● Required action
Among the records, which lines include "true"? List them.

● Exercise data
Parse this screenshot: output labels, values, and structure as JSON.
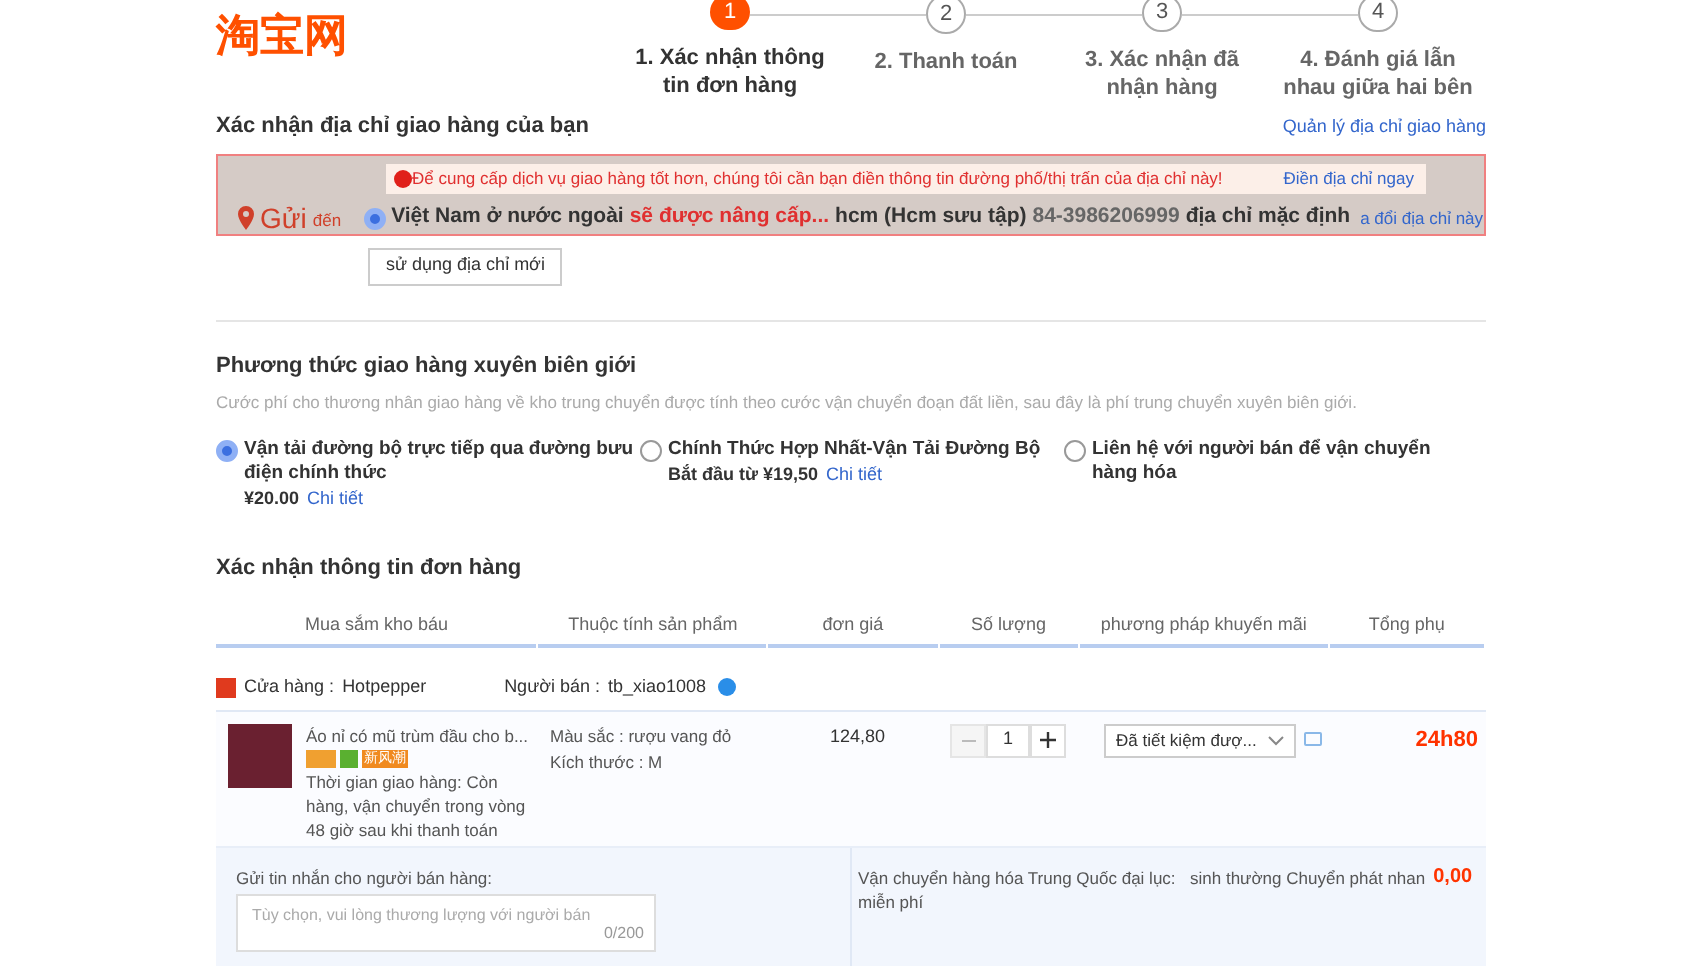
{
  "logo": "淘宝网",
  "steps": [
    {
      "number": "1",
      "label": "1. Xác nhận thông tin đơn hàng",
      "selected": true
    },
    {
      "number": "2",
      "label": "2. Thanh toán",
      "selected": false
    },
    {
      "number": "3",
      "label": "3. Xác nhận đã nhận hàng",
      "selected": false
    },
    {
      "number": "4",
      "label": "4. Đánh giá lẫn nhau giữa hai bên",
      "selected": false
    }
  ],
  "address": {
    "title": "Xác nhận địa chỉ giao hàng của bạn",
    "manage_link": "Quản lý địa chỉ giao hàng",
    "notice": "Để cung cấp dịch vụ giao hàng tốt hơn, chúng tôi cần bạn điền thông tin đường phố/thị trấn của địa chỉ này!",
    "notice_link": "Điền địa chỉ ngay",
    "send_label": "Gửi",
    "send_suffix": "đến",
    "selected": true,
    "country": "Việt Nam ở nước ngoài",
    "upgrade": "sẽ được nâng cấp...",
    "recipient": "hcm (Hcm sưu tập)",
    "phone": "84-3986206999",
    "default": "địa chỉ mặc định",
    "edit_link": "a đổi địa chỉ này",
    "new_button": "sử dụng địa chỉ mới"
  },
  "shipping": {
    "title": "Phương thức giao hàng xuyên biên giới",
    "description": "Cước phí cho thương nhân giao hàng về kho trung chuyển được tính theo cước vận chuyển đoạn đất liền, sau đây là phí trung chuyển xuyên biên giới.",
    "options": [
      {
        "label": "Vận tải đường bộ trực tiếp qua đường bưu điện chính thức",
        "price": "¥20.00",
        "link": "Chi tiết",
        "selected": true
      },
      {
        "label": "Chính Thức Hợp Nhất-Vận Tải Đường Bộ",
        "price": "Bắt đầu từ ¥19,50",
        "link": "Chi tiết",
        "selected": false
      },
      {
        "label": "Liên hệ với người bán để vận chuyển hàng hóa",
        "selected": false
      }
    ]
  },
  "order": {
    "title": "Xác nhận thông tin đơn hàng",
    "columns": [
      "Mua sắm kho báu",
      "Thuộc tính sản phẩm",
      "đơn giá",
      "Số lượng",
      "phương pháp khuyến mãi",
      "Tổng phụ"
    ],
    "shop_label": "Cửa hàng :",
    "shop": "Hotpepper",
    "seller_label": "Người bán :",
    "seller": "tb_xiao1008",
    "item": {
      "name": "Áo nỉ có mũ trùm đầu cho b...",
      "badge": "新风潮",
      "delivery": "Thời gian giao hàng: Còn hàng, vận chuyển trong vòng 48 giờ sau khi thanh toán",
      "colour_attribute": "Màu sắc : rượu vang đỏ",
      "size": "Kích thước : M",
      "price": "124,80",
      "quantity": "1",
      "promotion": "Đã tiết kiệm đượ...",
      "subtotal": "24h80"
    },
    "message": {
      "label": "Gửi tin nhắn cho người bán hàng:",
      "placeholder": "Tùy chọn, vui lòng thương lượng với người bán",
      "counter": "0/200"
    },
    "domestic": {
      "label": "Vận chuyển hàng hóa Trung Quốc đại lục: miễn phí",
      "method": "sinh thường Chuyển phát nhan",
      "cost": "0,00"
    }
  }
}
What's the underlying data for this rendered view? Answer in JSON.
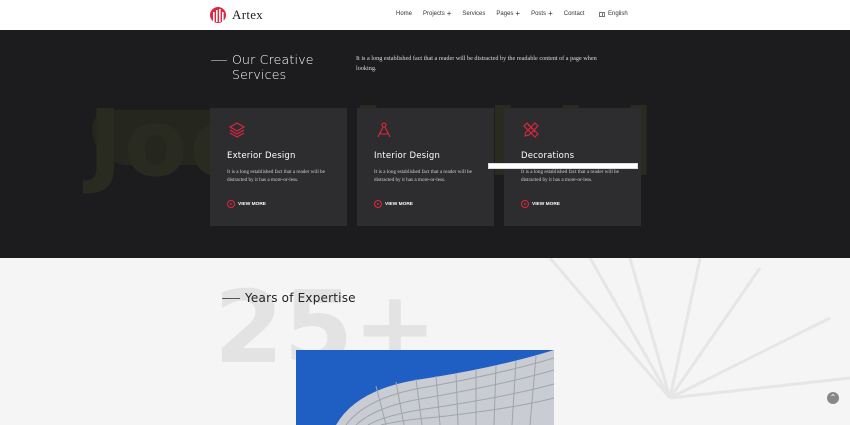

● Task output
      "selected": true
    "selected": true,
        "selected": true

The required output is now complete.